Rather than copying a great slab of complicated legal language, I am putting here in plain English how and why I collect and store information about my clients, and what clients’ legal rights are regarding that information.
Obviously I need information about clients in order to help them! My therapy is tailored to the individual client, so I need to know details of the individual’s problems, needs, and goals. This information is stored securely and is only available to me.
As in all health professions, in hypnotherapy it is sometimes advisable to discuss cases with one or more other therapists in order to get a fresh view on the client’s problems and to share knowledge to help devise the best ways of helping clients. These discussions are called “supervision.” In my case, being a very experienced practitioner, my “supervisor” is not “in charge” of my work, he is a colleague of equal standing. During these discussions I do not reveal any details that could identify the client as an individual, so that confidentiality is maintained. My supervisor at present is Dr John Campbell-Beattie PhD.
If a client requests, I will write to their GP or to any other official person or office, in which case I will give the client a copy of the letter. Under certain circumstance I will insist on the client consulting their GP or other doctor before I commence therapy. This would happen if I suspected that the client had a condition requiring medical treatment or assessment.
The circumstances in which I would be legally or ethically required to breach confidentiality and reveal information to a third party with or without the client’s consent are as follows.
If the client disclosed that they intended committing a serious criminal offence, such as murder, grievous bodily harm, arson, kidnapping, or rape, or that they intended or had committed any offences against children. Other than that I do not record in writing any details of criminal offences that clients might have committed in the past.
If the client disclosed a serious and immediate plan to commit suicide or to do some other irreparable damage to themselves. In these cases I would assume that by telling me the client was hoping I would stop them.
If the client disclosed that they had been sexually abused by some person still living, and that person was still in a position to sexually abuse children or vulnerable adults (for instance, if they were now baby-sitting your nieces or nephews), then for the protection of those vulnerable persons I would need to agree with you that you would disclose your own experience to whoever looks after the people who are now in danger.

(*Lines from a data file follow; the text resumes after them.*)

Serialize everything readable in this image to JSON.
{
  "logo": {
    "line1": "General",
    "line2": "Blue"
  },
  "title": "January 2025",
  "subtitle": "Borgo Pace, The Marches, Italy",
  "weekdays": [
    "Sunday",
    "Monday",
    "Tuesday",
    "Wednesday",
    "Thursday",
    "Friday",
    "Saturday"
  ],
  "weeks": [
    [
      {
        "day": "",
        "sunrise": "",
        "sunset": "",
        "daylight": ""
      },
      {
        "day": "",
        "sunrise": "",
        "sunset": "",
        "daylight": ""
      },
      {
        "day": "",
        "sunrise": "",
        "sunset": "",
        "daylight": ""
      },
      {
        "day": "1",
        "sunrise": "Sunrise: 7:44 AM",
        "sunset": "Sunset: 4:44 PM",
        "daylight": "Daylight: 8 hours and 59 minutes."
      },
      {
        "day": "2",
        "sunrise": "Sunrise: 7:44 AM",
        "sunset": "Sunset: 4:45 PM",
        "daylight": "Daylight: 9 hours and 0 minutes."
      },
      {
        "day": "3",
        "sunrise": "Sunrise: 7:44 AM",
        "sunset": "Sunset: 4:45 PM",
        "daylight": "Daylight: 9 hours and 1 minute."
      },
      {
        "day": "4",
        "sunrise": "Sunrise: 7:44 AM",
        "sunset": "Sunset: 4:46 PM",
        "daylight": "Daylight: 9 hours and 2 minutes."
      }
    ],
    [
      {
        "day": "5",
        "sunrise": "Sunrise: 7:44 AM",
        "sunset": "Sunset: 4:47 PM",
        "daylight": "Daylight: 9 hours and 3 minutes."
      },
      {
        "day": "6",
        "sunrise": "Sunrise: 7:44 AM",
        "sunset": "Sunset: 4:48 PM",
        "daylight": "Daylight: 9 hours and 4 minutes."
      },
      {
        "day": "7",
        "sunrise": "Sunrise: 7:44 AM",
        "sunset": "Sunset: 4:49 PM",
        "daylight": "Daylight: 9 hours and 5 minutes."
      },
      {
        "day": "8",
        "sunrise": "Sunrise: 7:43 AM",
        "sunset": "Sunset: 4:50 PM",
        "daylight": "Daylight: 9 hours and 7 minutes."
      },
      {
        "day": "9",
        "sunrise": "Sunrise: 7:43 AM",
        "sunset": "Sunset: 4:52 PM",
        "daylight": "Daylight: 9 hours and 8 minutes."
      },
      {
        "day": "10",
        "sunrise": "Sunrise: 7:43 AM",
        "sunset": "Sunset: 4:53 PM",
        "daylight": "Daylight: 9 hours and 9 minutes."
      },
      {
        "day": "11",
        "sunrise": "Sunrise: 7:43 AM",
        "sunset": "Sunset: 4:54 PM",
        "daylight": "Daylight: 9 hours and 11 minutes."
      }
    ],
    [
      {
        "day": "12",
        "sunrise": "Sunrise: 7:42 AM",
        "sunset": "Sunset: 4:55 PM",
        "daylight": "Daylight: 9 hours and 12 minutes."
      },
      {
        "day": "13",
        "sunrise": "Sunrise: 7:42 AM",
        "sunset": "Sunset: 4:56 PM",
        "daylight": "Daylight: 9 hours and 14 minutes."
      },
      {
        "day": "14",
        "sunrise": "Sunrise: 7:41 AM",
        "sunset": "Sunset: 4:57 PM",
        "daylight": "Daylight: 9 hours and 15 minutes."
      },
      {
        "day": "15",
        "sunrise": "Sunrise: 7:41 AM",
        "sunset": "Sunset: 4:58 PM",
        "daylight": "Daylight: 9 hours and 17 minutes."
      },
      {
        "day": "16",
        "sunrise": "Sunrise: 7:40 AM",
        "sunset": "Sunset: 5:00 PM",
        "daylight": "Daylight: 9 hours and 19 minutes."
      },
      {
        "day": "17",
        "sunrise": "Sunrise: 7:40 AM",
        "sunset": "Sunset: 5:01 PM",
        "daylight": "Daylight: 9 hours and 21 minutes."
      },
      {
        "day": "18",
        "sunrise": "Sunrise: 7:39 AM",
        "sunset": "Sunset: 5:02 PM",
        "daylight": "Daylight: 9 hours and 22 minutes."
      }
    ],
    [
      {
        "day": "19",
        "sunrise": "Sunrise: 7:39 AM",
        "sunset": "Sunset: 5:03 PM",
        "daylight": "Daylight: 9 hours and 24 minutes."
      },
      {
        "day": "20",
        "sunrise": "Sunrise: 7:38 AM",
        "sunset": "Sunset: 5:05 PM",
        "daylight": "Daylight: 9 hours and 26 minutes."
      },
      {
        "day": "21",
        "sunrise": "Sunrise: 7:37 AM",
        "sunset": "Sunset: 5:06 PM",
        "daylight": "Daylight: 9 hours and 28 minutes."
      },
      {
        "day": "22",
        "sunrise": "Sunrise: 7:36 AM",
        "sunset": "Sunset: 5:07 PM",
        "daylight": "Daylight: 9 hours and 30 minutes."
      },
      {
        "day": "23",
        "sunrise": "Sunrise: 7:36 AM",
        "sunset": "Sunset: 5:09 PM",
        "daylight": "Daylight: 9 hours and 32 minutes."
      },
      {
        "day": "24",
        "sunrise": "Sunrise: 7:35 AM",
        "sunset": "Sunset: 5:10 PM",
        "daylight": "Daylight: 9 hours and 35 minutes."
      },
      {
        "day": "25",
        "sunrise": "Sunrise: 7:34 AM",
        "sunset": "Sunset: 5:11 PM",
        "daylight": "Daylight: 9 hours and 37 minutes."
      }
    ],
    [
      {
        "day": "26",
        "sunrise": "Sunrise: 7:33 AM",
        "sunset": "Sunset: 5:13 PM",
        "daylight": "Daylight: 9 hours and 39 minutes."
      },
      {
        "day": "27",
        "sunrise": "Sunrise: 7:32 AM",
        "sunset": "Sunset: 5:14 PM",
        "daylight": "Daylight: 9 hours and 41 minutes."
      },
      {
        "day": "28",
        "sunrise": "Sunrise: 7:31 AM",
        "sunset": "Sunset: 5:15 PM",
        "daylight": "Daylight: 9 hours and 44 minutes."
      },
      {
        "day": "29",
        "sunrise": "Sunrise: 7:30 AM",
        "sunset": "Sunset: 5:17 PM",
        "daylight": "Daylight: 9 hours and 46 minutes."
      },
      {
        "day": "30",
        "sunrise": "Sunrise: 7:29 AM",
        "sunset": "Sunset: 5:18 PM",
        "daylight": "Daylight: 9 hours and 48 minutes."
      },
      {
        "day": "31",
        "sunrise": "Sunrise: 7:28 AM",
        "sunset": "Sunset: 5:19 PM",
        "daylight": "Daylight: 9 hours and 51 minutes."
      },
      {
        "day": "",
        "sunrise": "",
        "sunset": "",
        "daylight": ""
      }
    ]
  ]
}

Insurers advise that therapy professionals should retain client records for seven years after the end of therapy, or in the case of children, for seven years after they turn eighteen. After that records are securely destroyed.
Clients can see the records that I keep about them and can request that a note be added if they disagree with anything or wish to add anything to what I’ve written.
Relatives and friends of previous clients often come to me for therapy, having been recommended by their friends or relatives, however nothing will be disclosed to them about the person I’ve seen previously.
If clients have any specific wishes about how they prefer me to communicate with them, for instance if they don’t want me to phone them at home, then it is the client’s responsibility to inform me of their wishes. You should consider this carefully if, for instance, you are having therapy without the knowledge of your partner.
In the case of persons aged under eighteen, I require their parent or guardian to come to see me with the client to consent to this in person. After that meeting we can can discuss whether the parent or guardian still needs to be present on any subsequent visits. If the child or their parent or guardian wishes them to be present then I am always agreeable to that.